  5. ^ Bengtsson Rylander, Louise [red.] (2014). Science Fiction i Göteborg: 60 år med Club Cosmos. ISBN 978-91-87669-93-4
  6. ^ "Science fiction fandom in Scandinavia".
  7. ^ "Alvar Appeltofft Memorial Foundation".
  8. ^ a b c Iannuzzi, Giulia (1 January 2016). "Electric hive minds: Italian science fiction fandom in the Digital Age". Journal of Romance Studies. 16 (1). doi:10.3828/jrs.2016.160107. hdl:11368/2943224. ISSN 1473-3536.
  9. ^ Iannuzzi, Giulia; Pagetti, Carlo. "Culture : Italy : SFE : Science Fiction Encyclopedia". www.sf-encyclopedia.com.
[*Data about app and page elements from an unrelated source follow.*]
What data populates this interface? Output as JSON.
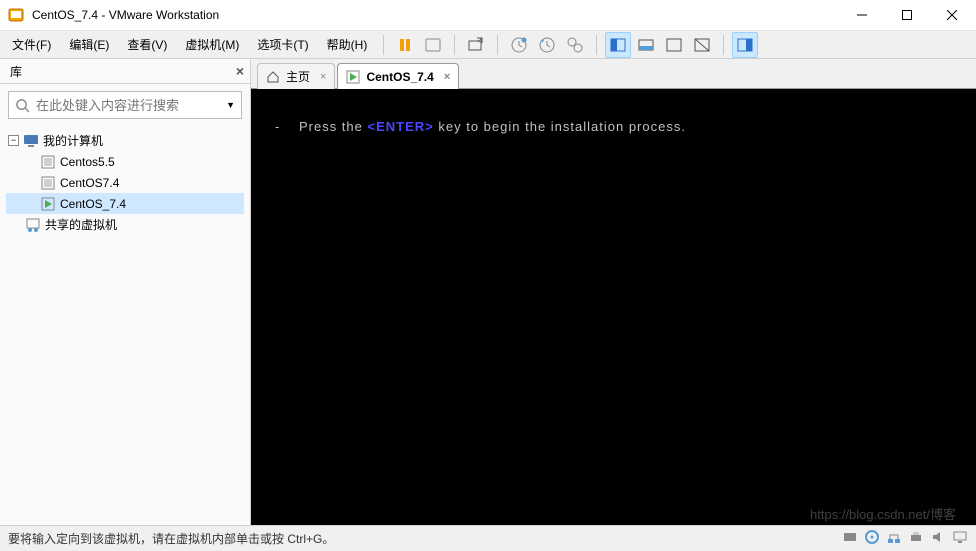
{
  "window": {
    "title": "CentOS_7.4 - VMware Workstation"
  },
  "menu": {
    "file": "文件(F)",
    "edit": "编辑(E)",
    "view": "查看(V)",
    "vm": "虚拟机(M)",
    "tabs": "选项卡(T)",
    "help": "帮助(H)"
  },
  "sidebar": {
    "title": "库",
    "search_placeholder": "在此处键入内容进行搜索",
    "root": "我的计算机",
    "shared": "共享的虚拟机",
    "items": [
      {
        "label": "Centos5.5"
      },
      {
        "label": "CentOS7.4"
      },
      {
        "label": "CentOS_7.4"
      }
    ]
  },
  "tabs": {
    "home": "主页",
    "vm": "CentOS_7.4"
  },
  "console": {
    "dash": "-",
    "t1": "Press the",
    "enter": "<ENTER>",
    "t2": "key to begin the installation process."
  },
  "status": {
    "text": "要将输入定向到该虚拟机，请在虚拟机内部单击或按 Ctrl+G。"
  },
  "watermark": "https://blog.csdn.net/博客"
}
Retrieved 25 April 2019.
  10. ^ "Giving It Away". Forbes. 1 December 2006.
  11. ^ Patten, Fred (2006). Furry! The World's Best Anthropomorphic Fiction. ibooks.
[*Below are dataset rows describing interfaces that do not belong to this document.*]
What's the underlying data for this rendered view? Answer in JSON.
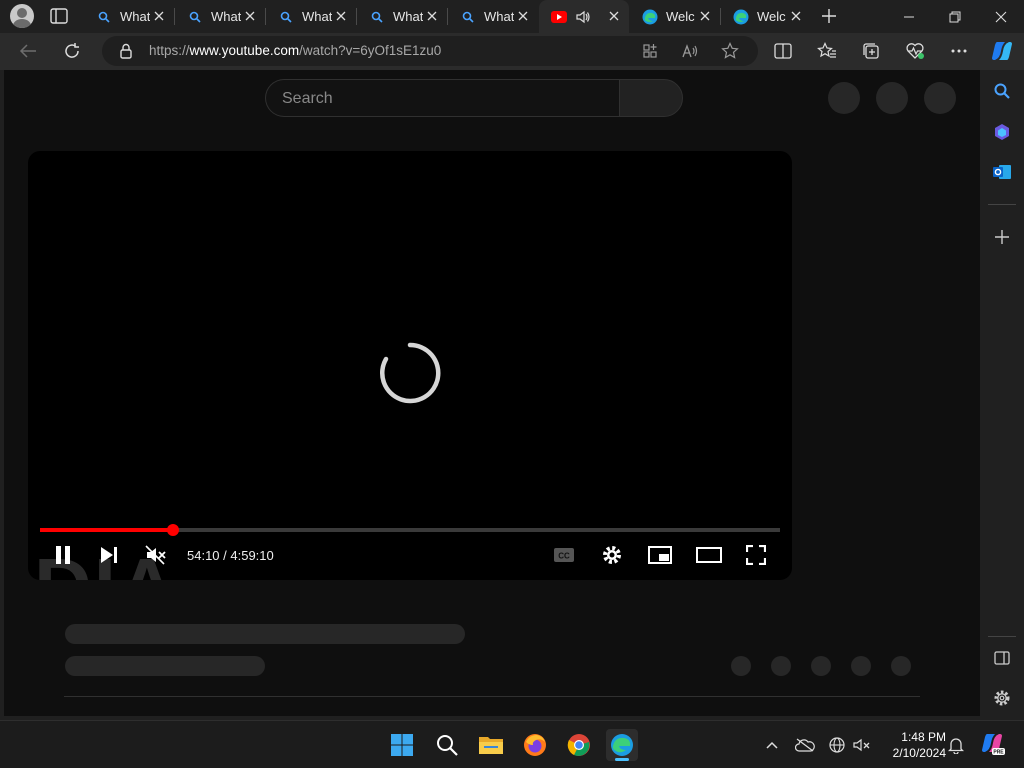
{
  "tabs": [
    {
      "title": "What",
      "icon": "search-icon"
    },
    {
      "title": "What",
      "icon": "search-icon"
    },
    {
      "title": "What",
      "icon": "search-icon"
    },
    {
      "title": "What",
      "icon": "search-icon"
    },
    {
      "title": "What",
      "icon": "search-icon"
    },
    {
      "title": "",
      "icon": "youtube-icon",
      "audio": "speaker-icon",
      "active": true
    },
    {
      "title": "Welc",
      "icon": "edge-icon"
    },
    {
      "title": "Welc",
      "icon": "edge-icon"
    }
  ],
  "address_bar": {
    "scheme": "https://",
    "host": "www.youtube.com",
    "path": "/watch?v=6yOf1sE1zu0"
  },
  "youtube": {
    "search_placeholder": "Search",
    "watermark": "DIA"
  },
  "player": {
    "current_time": "54:10",
    "duration": "4:59:10",
    "time_display": "54:10 / 4:59:10",
    "progress_fraction": 0.18,
    "muted": true,
    "playing": true
  },
  "taskbar": {
    "time": "1:48 PM",
    "date": "2/10/2024",
    "apps": [
      "windows-start-icon",
      "search-icon",
      "file-explorer-icon",
      "firefox-icon",
      "chrome-icon",
      "edge-icon"
    ]
  },
  "colors": {
    "youtube_red": "#ff0000",
    "edge_accent": "#4cc2ff",
    "page_bg": "#0f0f0f"
  }
}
  12. ^ "A Key to the Terminology of Science-Fiction Fandom by D. Franson". fanac.org. Retrieved 29 December 2022.
  13. ^ Prucher, Jeff (2007). Brave New Words: The Oxford Dictionary of Science Fiction. Oxford University Press. pp. 342. ISBN 978-0-19-530567-8.
  14. ^ Baen, Jim. "The Tucker Circle". Jim Baen's Universe. Archived from the original on 12 May 2013. Retrieved 8 January 2012.
  15. ^ "Recursive Science Fiction" New England Science Fiction Association; last updated 3 August 2008
  16. ^ "fantasticfiction.co.uk".

Further reading

  • Jenkins, Henry (1992). Textual Poachers: Television Fans & Participatory Culture. Studies in culture and communication. New York: Routledge. pp. 343. ISBN 0-415-90571-0.
  • Kozinets, Robert V. (2007), "Inno-tribes: Star Trek as Wikimedia" in Cova, Bernard, Robert V. Kozinets, and Avi Shankar Consumer Tribes, Oxford and Burlington, MA: Butterworth-Heinemann, 194–211.
  • Kozinets, Robert V. (2001), "Utopian Enterprise: Articulating the Meanings of Star Trek's Culture of Consumption," Journal of Consumer Research, 28 (June), 67–88.
  • In Memory Yet Green by Isaac Asimov (1979)
  • The Futurians by Damon Knight (1977)
  • The Way the Future Was by Frederik Pohl (1978)
  • All Our Yesterdays by Harry Warner Jr. (1969)
  • The Immortal Storm: A History of Science Fiction Fandom by Sam Moskowitz. Hyperion Press 1988 ISBN 0-88355-131-4 (original edition The Atlanta Science Fiction Organization Press, Atlanta, Georgia 1954)
  • Hansen, Rob THEN Science Fiction Fandom in the U (Ansible Editions, 2016)K: 1930–1980